Garden Transitions: Bolting

Bouquet of broccoli flower, chive flower, and lemon balm

Bouquet of broccoli flower, chive flower, and lemon balm

Late May to early June is a transition period in the garden. We’re replacing bitter spinach with baby squash and planting tomatoes in the holes left by harvested head lettuces.

We don’t pull out Spring crops just to make room for Summer crops; many greens and brassicas (generally, the plants whose leaves we eat) will “bolt,” or flower, rendering their flavors bitter and their textures tough. You can spot the beginnings of bolting on most plants when the leaves begin to elongate and the plant begins growing tall rather than leafy. In the rosettes, or on the top of the stem, you’ll see a bud forming. You may be able to delay the process of bolting by removing the shoot, but for most crops, once it’s begun it can’t be reversed.

Bolting normally evokes groans from gardeners mourning the end of tender greens til Fall - but bolting isn’t all bad! Most crops send up tight clusters of small flowers whose close proximity makes them favorites of pollinators. These flowers also add pops of bright color to your garden and, in many cases, are edible! For example, kale or broccoli flowers are just as pleasant in a vase as they are on a plate, sautéed with garlic and a squeeze of lemon. The petals of chive flowers add a subtle onion flavor and act a beautiful garnish when sprinkled on top of pasta or fish. The peppery Arugula flowers lend themselves well to salads or scrambled eggs, and basil flowers can be used to make infused oils for salad dressings, dainty dessert toppings, or fragrant centerpiece bouquets!

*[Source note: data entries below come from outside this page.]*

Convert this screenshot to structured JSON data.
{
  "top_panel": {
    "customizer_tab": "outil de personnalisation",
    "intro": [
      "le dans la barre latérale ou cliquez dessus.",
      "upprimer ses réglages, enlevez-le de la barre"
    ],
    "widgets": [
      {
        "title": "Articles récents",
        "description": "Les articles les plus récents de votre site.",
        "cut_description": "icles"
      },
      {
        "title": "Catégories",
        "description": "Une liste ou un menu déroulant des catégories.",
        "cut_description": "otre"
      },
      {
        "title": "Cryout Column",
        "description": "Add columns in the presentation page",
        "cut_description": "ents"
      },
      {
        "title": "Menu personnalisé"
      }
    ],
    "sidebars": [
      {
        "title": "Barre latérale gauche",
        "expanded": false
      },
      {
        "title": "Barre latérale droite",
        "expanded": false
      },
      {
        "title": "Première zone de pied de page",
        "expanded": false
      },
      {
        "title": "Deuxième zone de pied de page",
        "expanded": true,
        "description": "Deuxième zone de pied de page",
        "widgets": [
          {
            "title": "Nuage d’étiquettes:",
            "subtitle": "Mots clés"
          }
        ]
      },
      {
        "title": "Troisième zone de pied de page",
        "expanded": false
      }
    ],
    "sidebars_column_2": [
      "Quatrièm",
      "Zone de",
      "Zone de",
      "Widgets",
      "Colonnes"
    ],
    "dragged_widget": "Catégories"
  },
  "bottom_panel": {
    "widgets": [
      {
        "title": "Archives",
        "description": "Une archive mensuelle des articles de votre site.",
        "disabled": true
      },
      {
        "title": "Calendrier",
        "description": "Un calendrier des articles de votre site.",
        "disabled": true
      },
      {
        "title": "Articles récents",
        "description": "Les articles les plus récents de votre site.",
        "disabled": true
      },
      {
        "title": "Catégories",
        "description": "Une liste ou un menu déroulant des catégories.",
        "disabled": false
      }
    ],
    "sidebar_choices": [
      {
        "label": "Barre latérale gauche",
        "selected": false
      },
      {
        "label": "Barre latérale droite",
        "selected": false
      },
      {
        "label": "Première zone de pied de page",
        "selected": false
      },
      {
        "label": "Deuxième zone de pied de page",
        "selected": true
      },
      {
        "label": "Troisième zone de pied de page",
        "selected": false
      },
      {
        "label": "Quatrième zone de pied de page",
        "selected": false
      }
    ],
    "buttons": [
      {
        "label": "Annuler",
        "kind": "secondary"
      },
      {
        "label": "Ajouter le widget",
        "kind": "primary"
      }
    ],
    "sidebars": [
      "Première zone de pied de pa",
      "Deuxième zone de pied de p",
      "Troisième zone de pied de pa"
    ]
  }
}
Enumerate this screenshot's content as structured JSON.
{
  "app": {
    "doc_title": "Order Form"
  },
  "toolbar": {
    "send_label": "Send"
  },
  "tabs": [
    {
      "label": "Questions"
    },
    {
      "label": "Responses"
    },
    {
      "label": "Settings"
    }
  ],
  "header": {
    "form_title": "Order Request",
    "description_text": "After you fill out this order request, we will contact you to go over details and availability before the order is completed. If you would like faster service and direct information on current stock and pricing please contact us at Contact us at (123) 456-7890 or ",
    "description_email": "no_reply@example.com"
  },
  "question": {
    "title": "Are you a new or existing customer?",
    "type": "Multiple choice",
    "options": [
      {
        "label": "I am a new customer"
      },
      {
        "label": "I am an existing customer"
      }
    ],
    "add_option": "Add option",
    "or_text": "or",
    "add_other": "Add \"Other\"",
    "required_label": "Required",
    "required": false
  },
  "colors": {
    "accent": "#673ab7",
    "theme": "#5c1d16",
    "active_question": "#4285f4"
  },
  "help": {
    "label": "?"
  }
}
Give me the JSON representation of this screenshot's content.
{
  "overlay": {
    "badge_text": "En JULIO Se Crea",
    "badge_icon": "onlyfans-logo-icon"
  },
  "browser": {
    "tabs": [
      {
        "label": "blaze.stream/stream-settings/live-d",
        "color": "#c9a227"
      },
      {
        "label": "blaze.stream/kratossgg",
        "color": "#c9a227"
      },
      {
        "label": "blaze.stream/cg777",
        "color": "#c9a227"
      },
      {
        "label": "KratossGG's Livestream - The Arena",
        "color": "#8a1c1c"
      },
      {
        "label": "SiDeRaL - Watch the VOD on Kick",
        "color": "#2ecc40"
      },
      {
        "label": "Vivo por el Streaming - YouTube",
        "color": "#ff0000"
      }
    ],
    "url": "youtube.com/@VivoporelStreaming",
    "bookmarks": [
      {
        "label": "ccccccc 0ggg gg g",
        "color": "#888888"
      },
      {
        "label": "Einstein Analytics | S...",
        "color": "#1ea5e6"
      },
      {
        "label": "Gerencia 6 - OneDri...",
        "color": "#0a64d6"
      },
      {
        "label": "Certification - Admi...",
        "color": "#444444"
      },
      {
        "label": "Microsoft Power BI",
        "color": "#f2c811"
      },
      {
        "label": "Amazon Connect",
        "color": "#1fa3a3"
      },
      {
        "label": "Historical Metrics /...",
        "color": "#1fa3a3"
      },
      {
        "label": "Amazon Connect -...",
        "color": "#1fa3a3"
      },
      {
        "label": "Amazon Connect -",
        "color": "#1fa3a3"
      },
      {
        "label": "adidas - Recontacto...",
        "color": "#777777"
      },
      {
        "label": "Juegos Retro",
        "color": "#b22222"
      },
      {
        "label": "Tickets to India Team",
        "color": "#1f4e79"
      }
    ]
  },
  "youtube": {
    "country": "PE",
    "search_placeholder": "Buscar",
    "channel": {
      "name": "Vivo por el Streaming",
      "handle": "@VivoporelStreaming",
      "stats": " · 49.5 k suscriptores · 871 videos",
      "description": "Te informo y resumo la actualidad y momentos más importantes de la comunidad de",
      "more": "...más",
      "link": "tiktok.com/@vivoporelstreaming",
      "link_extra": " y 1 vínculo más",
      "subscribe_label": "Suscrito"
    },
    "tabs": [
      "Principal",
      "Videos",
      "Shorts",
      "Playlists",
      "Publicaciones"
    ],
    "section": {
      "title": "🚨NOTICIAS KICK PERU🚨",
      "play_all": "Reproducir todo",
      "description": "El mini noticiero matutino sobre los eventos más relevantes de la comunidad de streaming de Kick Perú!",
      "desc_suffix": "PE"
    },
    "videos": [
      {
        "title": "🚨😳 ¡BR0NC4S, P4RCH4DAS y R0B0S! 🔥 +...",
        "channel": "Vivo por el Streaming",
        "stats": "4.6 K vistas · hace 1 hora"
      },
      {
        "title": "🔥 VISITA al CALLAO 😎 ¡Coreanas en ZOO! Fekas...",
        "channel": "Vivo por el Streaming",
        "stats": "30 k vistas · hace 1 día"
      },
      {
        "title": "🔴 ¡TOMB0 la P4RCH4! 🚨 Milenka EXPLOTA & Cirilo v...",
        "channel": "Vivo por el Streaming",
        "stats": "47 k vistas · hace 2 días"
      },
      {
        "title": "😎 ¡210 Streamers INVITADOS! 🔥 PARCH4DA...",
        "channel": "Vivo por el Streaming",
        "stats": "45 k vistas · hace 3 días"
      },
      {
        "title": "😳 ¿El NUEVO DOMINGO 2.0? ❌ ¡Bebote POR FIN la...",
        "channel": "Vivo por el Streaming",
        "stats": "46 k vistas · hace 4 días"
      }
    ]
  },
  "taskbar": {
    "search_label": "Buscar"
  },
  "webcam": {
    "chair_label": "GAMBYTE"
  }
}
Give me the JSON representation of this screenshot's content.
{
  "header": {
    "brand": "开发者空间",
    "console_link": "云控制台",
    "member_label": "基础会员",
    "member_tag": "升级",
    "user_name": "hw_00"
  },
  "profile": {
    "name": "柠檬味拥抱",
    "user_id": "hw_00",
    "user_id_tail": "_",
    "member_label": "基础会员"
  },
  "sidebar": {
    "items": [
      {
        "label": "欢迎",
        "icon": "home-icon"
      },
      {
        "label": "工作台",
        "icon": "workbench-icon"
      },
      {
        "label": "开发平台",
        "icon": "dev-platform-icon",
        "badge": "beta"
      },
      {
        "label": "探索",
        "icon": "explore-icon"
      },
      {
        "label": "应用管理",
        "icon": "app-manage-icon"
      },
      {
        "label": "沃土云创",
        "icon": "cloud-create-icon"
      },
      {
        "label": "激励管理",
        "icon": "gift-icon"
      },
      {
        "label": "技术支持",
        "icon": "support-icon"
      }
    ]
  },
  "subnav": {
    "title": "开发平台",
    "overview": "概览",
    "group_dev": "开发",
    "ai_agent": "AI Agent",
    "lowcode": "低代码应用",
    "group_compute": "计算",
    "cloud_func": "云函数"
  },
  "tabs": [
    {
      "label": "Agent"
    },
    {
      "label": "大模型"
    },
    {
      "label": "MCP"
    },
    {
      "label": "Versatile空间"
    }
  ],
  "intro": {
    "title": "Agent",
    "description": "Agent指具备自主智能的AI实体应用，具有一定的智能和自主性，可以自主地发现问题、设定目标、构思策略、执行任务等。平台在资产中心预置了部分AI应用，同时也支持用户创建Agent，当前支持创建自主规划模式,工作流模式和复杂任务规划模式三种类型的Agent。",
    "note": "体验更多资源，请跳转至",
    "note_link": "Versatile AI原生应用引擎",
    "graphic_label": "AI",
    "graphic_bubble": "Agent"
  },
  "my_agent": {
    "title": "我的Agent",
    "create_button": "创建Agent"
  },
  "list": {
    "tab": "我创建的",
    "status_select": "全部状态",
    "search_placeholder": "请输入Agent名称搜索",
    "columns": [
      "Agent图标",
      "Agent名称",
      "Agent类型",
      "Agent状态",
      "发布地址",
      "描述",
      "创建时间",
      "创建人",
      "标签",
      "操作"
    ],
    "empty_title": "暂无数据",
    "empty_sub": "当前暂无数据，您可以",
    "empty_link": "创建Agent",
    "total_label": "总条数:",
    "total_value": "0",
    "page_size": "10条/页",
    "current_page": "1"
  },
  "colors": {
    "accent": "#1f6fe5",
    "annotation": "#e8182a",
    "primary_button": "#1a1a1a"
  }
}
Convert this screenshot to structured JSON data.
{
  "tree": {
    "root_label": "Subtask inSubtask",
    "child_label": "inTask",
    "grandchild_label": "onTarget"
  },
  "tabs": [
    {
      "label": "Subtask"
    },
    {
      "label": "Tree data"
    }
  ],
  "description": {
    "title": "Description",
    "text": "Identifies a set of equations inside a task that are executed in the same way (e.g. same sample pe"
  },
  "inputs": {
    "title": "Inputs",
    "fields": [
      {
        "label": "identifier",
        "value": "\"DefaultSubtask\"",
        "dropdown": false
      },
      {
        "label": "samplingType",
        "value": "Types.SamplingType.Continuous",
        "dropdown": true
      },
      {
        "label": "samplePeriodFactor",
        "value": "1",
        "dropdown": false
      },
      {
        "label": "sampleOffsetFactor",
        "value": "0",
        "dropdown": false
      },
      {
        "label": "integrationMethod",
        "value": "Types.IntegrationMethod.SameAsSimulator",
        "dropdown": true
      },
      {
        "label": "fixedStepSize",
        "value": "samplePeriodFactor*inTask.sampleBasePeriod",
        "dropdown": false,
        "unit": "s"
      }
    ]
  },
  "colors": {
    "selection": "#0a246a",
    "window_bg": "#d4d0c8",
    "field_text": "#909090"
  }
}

So go ahead and take out your bolted plants when you’re ready to put in new crops, but enjoy the flowers while they’re there!